Instead, McInnis worked for 14 years as a marketing professional.
"I just always had that thought and finally went up for an open mic, and it worked. I started getting more work. Here I am 25 years later," she said.
In the show, the 58-year-old Los Angeles-based McInnis talks about day-to-day stuff familiar to other baby boomers. This includes trying new diets, becoming an aunt to nieces and nephews and office exercises like team-building.
King, 62, says he is a comedian to his core. The Raleigh, North Carolina, native was convinced of it after the first joke he told in the fourth grade elicited laughter. His comedy routine also won the high school talent show, though his mother insisted a college degree come first. He graduated from the University of North Carolina at Chapel Hill with degrees in political science and labor management.

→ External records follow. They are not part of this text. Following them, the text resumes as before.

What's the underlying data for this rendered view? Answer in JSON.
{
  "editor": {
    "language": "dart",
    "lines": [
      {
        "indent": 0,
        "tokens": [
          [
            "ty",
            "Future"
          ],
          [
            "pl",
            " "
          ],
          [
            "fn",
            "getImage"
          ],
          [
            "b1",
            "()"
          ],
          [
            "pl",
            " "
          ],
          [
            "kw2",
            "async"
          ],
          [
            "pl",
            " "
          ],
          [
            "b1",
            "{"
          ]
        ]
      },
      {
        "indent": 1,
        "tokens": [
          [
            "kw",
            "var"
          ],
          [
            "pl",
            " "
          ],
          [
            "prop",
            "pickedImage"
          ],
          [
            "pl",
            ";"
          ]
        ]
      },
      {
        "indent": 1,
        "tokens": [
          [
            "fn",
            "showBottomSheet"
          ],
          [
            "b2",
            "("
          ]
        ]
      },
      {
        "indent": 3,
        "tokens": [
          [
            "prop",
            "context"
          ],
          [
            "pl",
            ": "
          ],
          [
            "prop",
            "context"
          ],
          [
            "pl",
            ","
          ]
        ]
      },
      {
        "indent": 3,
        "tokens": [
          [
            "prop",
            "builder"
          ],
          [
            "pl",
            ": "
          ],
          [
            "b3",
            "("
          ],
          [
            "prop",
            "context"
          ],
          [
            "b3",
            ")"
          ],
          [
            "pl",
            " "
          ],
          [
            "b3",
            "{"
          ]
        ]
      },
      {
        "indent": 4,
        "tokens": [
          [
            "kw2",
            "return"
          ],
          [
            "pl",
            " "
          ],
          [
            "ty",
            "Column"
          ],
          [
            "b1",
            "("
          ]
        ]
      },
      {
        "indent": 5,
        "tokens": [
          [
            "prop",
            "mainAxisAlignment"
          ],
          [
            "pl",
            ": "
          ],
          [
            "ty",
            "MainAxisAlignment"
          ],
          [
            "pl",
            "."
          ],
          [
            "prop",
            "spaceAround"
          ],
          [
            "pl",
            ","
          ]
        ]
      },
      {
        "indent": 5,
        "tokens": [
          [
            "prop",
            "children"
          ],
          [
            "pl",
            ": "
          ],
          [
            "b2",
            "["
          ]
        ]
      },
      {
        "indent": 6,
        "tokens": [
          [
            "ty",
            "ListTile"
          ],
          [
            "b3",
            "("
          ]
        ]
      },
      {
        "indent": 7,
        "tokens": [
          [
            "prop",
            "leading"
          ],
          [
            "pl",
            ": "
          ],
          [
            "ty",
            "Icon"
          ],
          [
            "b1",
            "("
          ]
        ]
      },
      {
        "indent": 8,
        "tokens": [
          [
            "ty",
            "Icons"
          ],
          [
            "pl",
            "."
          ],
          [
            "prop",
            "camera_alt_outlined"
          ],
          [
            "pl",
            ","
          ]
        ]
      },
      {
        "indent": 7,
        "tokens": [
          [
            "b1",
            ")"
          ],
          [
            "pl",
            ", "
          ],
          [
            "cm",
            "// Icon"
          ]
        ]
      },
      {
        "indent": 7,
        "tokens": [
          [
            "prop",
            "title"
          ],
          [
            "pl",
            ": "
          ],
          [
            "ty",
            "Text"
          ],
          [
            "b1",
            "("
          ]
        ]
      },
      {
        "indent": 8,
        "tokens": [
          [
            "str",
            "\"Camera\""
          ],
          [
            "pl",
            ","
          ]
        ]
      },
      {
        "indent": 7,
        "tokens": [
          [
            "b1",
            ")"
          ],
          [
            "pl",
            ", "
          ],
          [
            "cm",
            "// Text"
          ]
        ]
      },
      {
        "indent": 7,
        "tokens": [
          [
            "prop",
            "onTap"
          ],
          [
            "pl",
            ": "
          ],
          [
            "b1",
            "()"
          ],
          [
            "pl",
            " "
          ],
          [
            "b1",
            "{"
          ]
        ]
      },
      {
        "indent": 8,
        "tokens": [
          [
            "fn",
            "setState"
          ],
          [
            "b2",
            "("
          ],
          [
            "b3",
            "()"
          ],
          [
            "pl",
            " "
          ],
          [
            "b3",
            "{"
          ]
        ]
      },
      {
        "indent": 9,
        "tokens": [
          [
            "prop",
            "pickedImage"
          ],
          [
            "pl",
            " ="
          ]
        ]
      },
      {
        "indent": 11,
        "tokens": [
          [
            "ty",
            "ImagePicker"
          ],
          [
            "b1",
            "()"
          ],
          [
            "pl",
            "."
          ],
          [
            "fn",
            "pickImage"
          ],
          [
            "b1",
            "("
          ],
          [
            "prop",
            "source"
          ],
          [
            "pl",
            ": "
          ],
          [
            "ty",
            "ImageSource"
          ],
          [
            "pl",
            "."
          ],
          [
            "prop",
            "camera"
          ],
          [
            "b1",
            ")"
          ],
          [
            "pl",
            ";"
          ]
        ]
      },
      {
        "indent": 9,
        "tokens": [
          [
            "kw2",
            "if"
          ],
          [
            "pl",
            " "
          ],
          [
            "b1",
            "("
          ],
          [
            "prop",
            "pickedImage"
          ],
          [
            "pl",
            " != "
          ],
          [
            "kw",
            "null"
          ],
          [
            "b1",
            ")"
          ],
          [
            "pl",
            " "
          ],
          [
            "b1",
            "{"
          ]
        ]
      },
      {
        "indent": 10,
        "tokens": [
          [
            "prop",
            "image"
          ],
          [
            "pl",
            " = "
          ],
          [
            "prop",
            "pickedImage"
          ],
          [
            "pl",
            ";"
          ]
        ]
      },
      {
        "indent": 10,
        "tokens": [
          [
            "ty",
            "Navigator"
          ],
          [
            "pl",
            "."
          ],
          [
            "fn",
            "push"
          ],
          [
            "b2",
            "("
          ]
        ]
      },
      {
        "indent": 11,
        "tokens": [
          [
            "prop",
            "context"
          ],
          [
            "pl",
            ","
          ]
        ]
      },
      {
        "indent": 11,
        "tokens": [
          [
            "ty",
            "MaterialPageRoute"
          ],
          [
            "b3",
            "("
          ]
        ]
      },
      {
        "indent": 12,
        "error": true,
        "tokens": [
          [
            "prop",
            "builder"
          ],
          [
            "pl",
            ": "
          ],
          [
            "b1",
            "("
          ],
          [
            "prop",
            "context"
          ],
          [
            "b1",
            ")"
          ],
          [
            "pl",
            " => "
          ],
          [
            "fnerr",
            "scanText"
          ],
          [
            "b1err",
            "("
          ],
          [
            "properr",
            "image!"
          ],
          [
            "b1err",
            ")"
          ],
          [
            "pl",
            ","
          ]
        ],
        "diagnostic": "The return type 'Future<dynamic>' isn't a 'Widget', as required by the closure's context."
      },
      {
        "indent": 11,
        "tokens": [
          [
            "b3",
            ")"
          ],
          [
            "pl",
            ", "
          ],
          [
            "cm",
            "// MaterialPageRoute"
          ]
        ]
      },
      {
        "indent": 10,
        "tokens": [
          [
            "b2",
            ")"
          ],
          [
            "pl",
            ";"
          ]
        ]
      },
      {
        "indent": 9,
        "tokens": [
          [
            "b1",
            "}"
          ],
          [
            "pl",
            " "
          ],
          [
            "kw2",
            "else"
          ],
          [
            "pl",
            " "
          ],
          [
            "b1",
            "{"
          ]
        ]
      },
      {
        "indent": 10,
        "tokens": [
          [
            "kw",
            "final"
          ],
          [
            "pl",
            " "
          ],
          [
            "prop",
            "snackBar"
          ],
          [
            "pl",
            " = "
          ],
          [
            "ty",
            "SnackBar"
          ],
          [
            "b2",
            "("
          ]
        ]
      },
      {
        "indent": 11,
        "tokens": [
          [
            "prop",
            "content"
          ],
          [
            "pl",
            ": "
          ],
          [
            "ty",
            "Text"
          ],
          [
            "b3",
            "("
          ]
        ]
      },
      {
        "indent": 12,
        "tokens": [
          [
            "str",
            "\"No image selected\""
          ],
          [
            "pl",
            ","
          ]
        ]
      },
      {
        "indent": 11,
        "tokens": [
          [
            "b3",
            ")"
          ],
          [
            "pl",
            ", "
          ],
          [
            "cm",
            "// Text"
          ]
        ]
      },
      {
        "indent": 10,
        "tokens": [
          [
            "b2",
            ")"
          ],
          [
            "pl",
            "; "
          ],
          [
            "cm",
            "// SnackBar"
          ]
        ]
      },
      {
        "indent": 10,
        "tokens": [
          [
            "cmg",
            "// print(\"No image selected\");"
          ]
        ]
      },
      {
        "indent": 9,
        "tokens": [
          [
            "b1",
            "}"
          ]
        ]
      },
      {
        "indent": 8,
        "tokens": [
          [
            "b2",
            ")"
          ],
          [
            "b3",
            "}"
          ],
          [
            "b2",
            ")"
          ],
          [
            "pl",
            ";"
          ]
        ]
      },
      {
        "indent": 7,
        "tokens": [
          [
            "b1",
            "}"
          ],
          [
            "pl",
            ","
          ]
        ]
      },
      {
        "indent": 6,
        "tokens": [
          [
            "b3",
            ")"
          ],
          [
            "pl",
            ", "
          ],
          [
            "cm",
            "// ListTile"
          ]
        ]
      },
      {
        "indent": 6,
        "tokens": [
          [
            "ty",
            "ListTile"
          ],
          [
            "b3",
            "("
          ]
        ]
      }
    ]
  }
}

In 1984, an insurance company moved King to San Diego to work for them. There he performed his first open mic at The Comedy Store in La Jolla.
"That was the beginning of the end of my insurance career," he said.
King was a writer for "The Tonight Show with Jay Leno" for 20 years. He also worked in radio, and as a touring comedian before switching to corporate comedy. Now he mostly works as a public speaker for suicide prevention.
King said his portion of the comedy show is a "slice of life." His material is about middle age, hair loss, high-fiber diets, and more specifically heart attacks.
"In my case, I've had two aortic valve replacements, a double bypass and three stints," he said. "I have 25 minutes on cardio and all of my operations."
The two baby boomers will conclude their evening of comedy with a question-and-answer session with audience members.
"You can sit back, relax and know it's going to be a very clean, enjoyable show," King said.